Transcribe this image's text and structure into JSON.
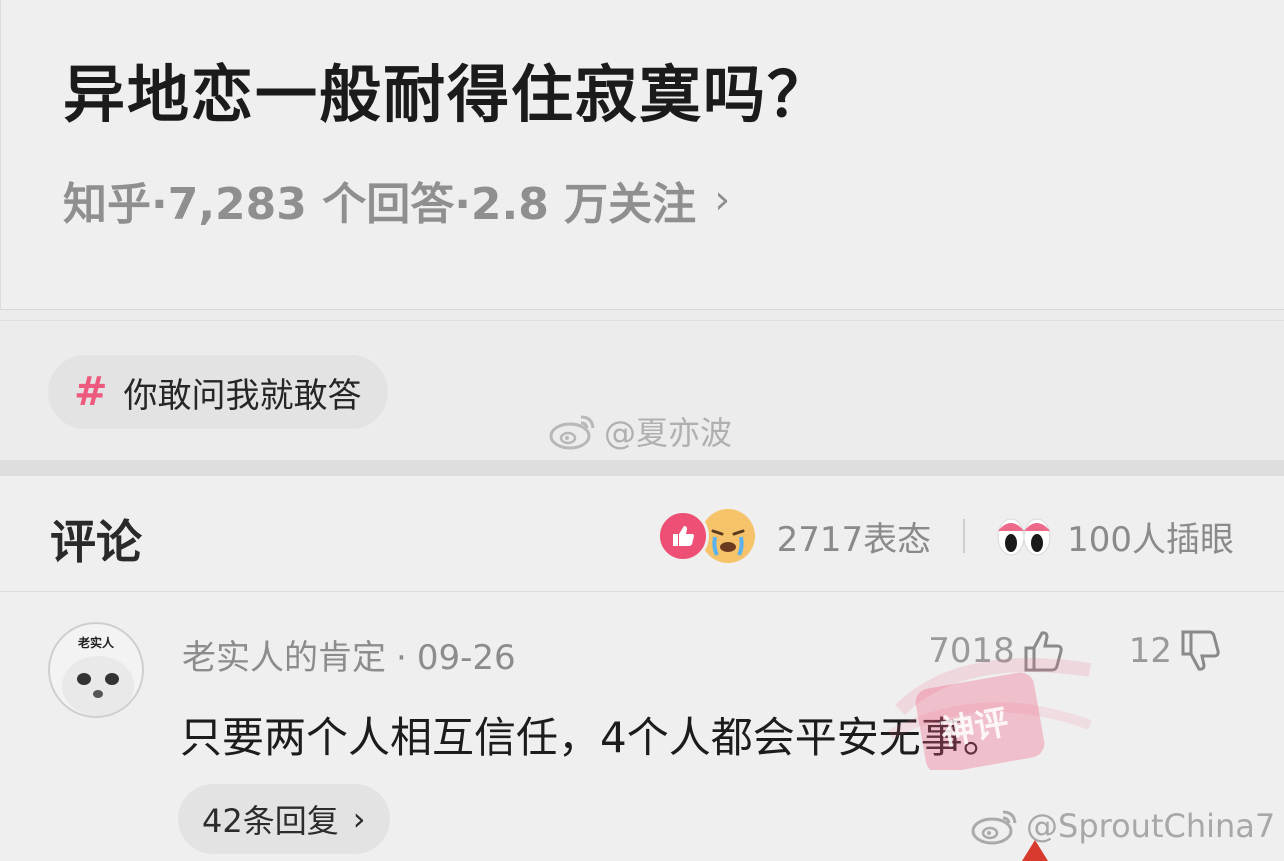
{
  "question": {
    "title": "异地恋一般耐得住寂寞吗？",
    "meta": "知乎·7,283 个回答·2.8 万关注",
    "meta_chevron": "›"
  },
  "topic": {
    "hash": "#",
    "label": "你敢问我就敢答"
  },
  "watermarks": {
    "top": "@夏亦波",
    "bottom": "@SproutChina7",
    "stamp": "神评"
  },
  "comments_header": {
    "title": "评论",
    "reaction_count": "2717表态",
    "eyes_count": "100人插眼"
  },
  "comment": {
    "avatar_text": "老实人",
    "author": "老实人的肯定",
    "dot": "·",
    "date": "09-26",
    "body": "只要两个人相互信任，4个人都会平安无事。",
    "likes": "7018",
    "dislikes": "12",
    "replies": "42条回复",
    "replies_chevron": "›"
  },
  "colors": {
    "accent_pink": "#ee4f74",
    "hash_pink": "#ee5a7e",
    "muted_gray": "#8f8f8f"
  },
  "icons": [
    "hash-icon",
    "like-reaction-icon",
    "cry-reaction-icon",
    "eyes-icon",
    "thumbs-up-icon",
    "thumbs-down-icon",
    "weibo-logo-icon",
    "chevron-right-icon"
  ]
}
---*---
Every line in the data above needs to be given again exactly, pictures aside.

Transcribe this image's text and structure into JSON.
{
  "question": {
    "title": "异地恋一般耐得住寂寞吗？",
    "meta": "知乎·7,283 个回答·2.8 万关注",
    "meta_chevron": "›"
  },
  "topic": {
    "hash": "#",
    "label": "你敢问我就敢答"
  },
  "watermarks": {
    "top": "@夏亦波",
    "bottom": "@SproutChina7",
    "stamp": "神评"
  },
  "comments_header": {
    "title": "评论",
    "reaction_count": "2717表态",
    "eyes_count": "100人插眼"
  },
  "comment": {
    "avatar_text": "老实人",
    "author": "老实人的肯定",
    "dot": "·",
    "date": "09-26",
    "body": "只要两个人相互信任，4个人都会平安无事。",
    "likes": "7018",
    "dislikes": "12",
    "replies": "42条回复",
    "replies_chevron": "›"
  },
  "colors": {
    "accent_pink": "#ee4f74",
    "hash_pink": "#ee5a7e",
    "muted_gray": "#8f8f8f"
  },
  "icons": [
    "hash-icon",
    "like-reaction-icon",
    "cry-reaction-icon",
    "eyes-icon",
    "thumbs-up-icon",
    "thumbs-down-icon",
    "weibo-logo-icon",
    "chevron-right-icon"
  ]
}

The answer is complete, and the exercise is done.